| Description of the task |
Set every entry down again, unchanged, picture-free.

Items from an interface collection
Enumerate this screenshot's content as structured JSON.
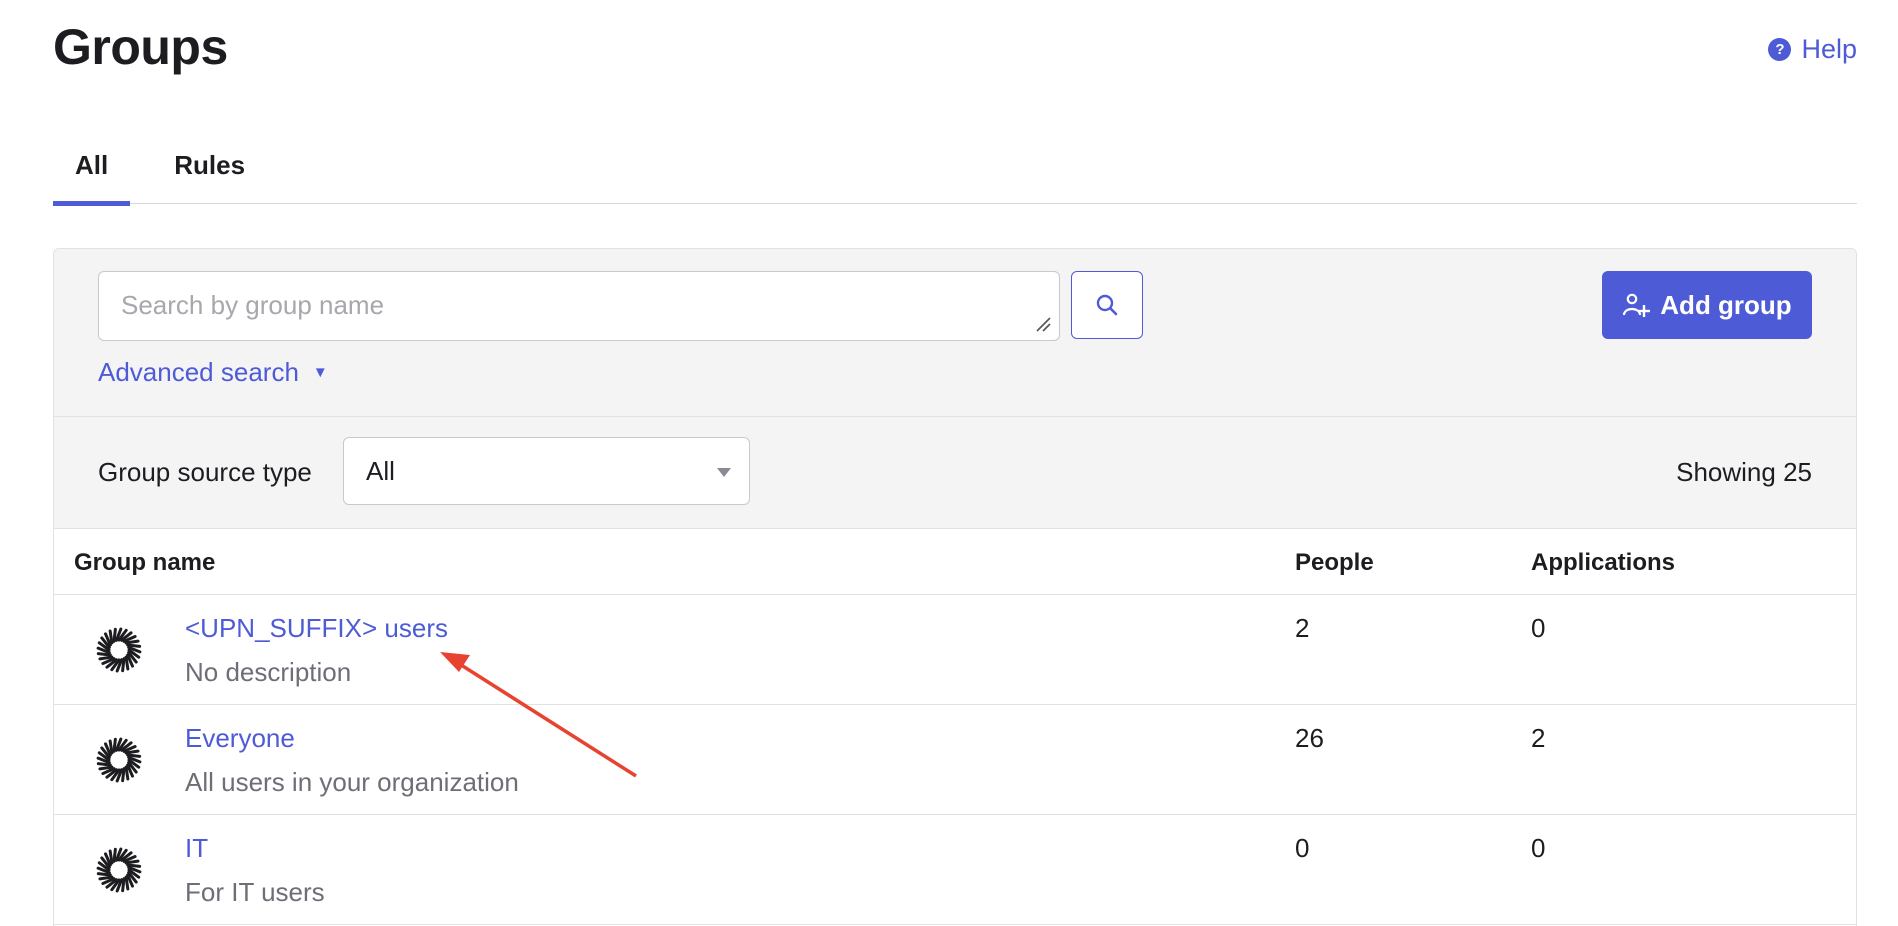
{
  "header": {
    "title": "Groups",
    "help_label": "Help",
    "help_icon_glyph": "?"
  },
  "tabs": [
    {
      "label": "All",
      "active": true
    },
    {
      "label": "Rules",
      "active": false
    }
  ],
  "toolbar": {
    "search_placeholder": "Search by group name",
    "search_value": "",
    "add_group_label": "Add group",
    "advanced_search_label": "Advanced search",
    "advanced_search_caret": "▼"
  },
  "filter": {
    "label": "Group source type",
    "selected": "All",
    "showing": "Showing 25"
  },
  "table": {
    "columns": [
      "Group name",
      "People",
      "Applications"
    ],
    "rows": [
      {
        "name": "<UPN_SUFFIX> users",
        "description": "No description",
        "people": "2",
        "applications": "0"
      },
      {
        "name": "Everyone",
        "description": "All users in your organization",
        "people": "26",
        "applications": "2"
      },
      {
        "name": "IT",
        "description": "For IT users",
        "people": "0",
        "applications": "0"
      }
    ]
  },
  "colors": {
    "accent": "#4e5bd6",
    "annotation_arrow": "#e8432e"
  },
  "icons": {
    "help": "help-circle-icon",
    "search": "search-icon",
    "add_group": "add-group-icon",
    "group_row": "group-burst-icon"
  }
}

| Finished task |
Enumerate this screenshot's content as structured JSON.
{
  "header": {
    "title": "Groups",
    "help_label": "Help",
    "help_icon_glyph": "?"
  },
  "tabs": [
    {
      "label": "All",
      "active": true
    },
    {
      "label": "Rules",
      "active": false
    }
  ],
  "toolbar": {
    "search_placeholder": "Search by group name",
    "search_value": "",
    "add_group_label": "Add group",
    "advanced_search_label": "Advanced search",
    "advanced_search_caret": "▼"
  },
  "filter": {
    "label": "Group source type",
    "selected": "All",
    "showing": "Showing 25"
  },
  "table": {
    "columns": [
      "Group name",
      "People",
      "Applications"
    ],
    "rows": [
      {
        "name": "<UPN_SUFFIX> users",
        "description": "No description",
        "people": "2",
        "applications": "0"
      },
      {
        "name": "Everyone",
        "description": "All users in your organization",
        "people": "26",
        "applications": "2"
      },
      {
        "name": "IT",
        "description": "For IT users",
        "people": "0",
        "applications": "0"
      }
    ]
  },
  "colors": {
    "accent": "#4e5bd6",
    "annotation_arrow": "#e8432e"
  },
  "icons": {
    "help": "help-circle-icon",
    "search": "search-icon",
    "add_group": "add-group-icon",
    "group_row": "group-burst-icon"
  }
}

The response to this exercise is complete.